While architecture stands accused of 'institutional racism', the only saving grace is that the accusation is hardly unique to architects. Today there is a certain inevitability that the charge will be levelled at each and every mainstream organisation. Hardly a day goes by without a Home Office minister or senior police officer admitting to the endemic 'institutional racism' of their respective organisations and apologising for past misdemeanours.
No defence A devastating critique of the term emerges in a recent book published by CIVITAS, Racist Murder and Pressure Group Politics, which makes a detailed investigation of Sir William MacPherson's report into the murder of Stephen Lawrence in 1993.
The authors show that the inquiry - unable to find any police officer that had committed an overt racist act in any usual sense of conduct, language or attitude - came up with a form of racism that could exist independently of any actual racists and labelled it 'institutional'. In a departure from the usual rules of evidence, 'unw itt ing' , 'ignorant' or 'thought less' behaviour was cited as proof of police racism.
The rise of the charge of 'institutional racism' is in inverse proportion to the level of actual racism. The term does not focus on conscious or overt acts but on what can be inferred from routine behaviour. The character of any given institution is not under attack, but the mindset of the individuals within it. Blame has shifted to everyone. In the rulebook of anti-racism, we are all culpable.
Institutional anti-racism is an argument about values and is both authoritarian and tokenistic: authoritarian in its campaigns to brand, 're-educate' or remove those who act 'inappropriately' - no matter how unwittingly, thoughtlessly or in ignorance; and tokenistic with its focus on inter-personal behaviour, 'mentoring' and 'fronting' organisations with people from ethnic minorities.
Now, it seems, the RIBA has jumped on the bandwagon of institutional racism and wants to purge its ranks of unacceptable behaviour. The RIBA's Architects for Change seeks to challenge the lack of integration of ethnic minorities, as well as women, disabled and minority groups generally, into the profession.
Diverse architecture The implications for architects are enormous - regardless of the fact that as a 'liberal art', architecture hardly has a reputation for racism.
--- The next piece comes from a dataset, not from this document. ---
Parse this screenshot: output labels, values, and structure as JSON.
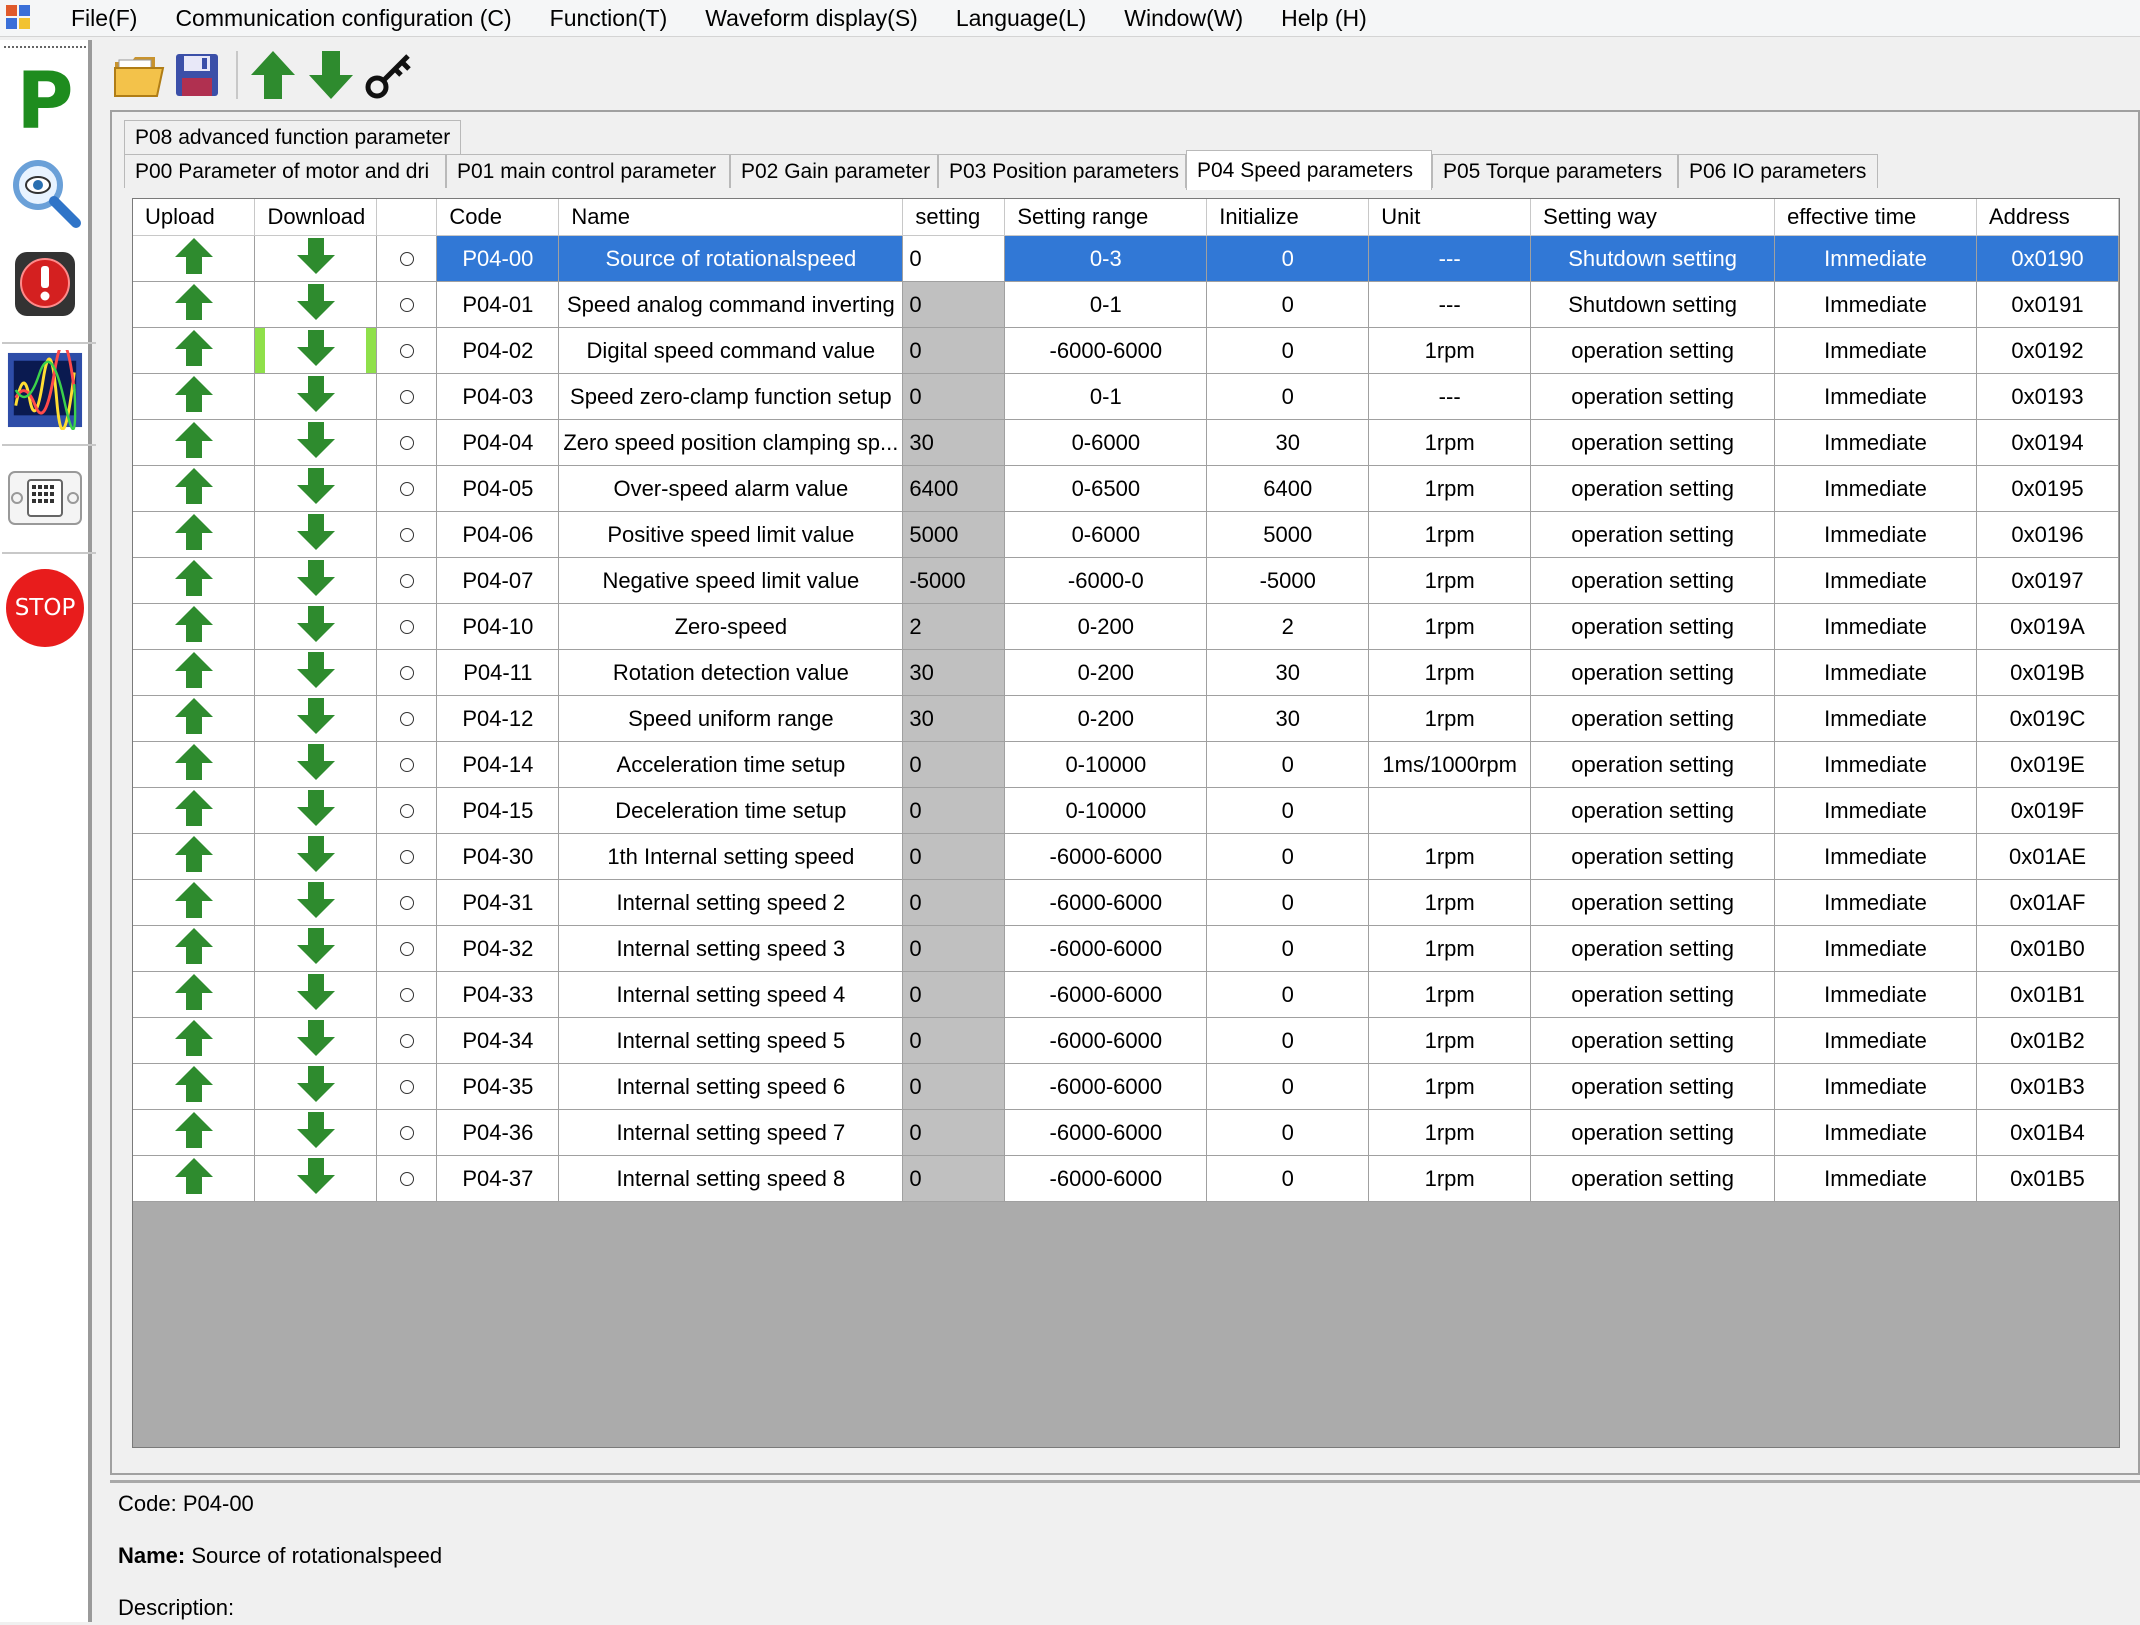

But if, as Prince Charles said at his recent Stephen Lawrence memorial lecture, 'consciously or not, buildings and the places that they form stand as reflections of the values of our society', then architects could indeed be 'unwittingly' racist.
The oft-cited 'proof ' is the lack of 'diversity'.The accusation is that architects and architecture do not take enough account of the traditions and communities in which they are situated, and, in Prince Charles's words, ignore 'the inner nature' of people. But, in their defence, architects have often consciously struggled to express much more than the limits of 'place', tradition or function in their work - after all, what else is innovation or experimentation?
The idea that architecture should represent the diversity of the population is an argument about accommodating particularism.
Paradoxically, under the banner of diversity, architecture could become more orthodox and bland rather than richer. A politically correct architecture would reduce the universality and complexity of human interaction into a series of lowest common denominators, that are seen by the great and good to represent the peop le's 'nature' . The proponents of 'd iversity ' often regard the transcendent and experimental as destructive of the individual's sense of 'place'.
Most of us are rational enough to know that a thoughtless act is different from a racist act and that buildings are all the better for the creativity of architects rather than the prejudices of vocal minorities - whether anti-racists or racists. Writing in the Guardian, Faisal Bodi attacked race activists who sought to impose 'an imaginary black and white world view' on the rest of us, saying: 'Most of us would like to believe we are more rounded individuals, living textured, forward- looking lives.'
'The problem, 'writes Russell Jakoby in his new book, The End of Utopia, 'is not a preference for pluralism, but its cult'.
Acknowledging that variety is better than blandness, he challenges the simplistic notion that 'more is better'. Effectively, encouraging more racial minorities to join the ranks of the RIBA will not necessarily do anything to improve the state of British architecture and, more importantly, neither will it necessarily improve the condition of racial minorities or women in Britain. That is the job of politics, not architecture.
Bruno Waterfield is an Internet journalist, brunowaterfield@ePolitix.com
Racist murder and pressure group politics , Norman Dennis, George Erdos and Ahmed Al-Shahi, CIVITAS, 2000 The end of Utopia, politics and culture in an age of apathy , Russell Jacoby, Basic Books, 1999 (US)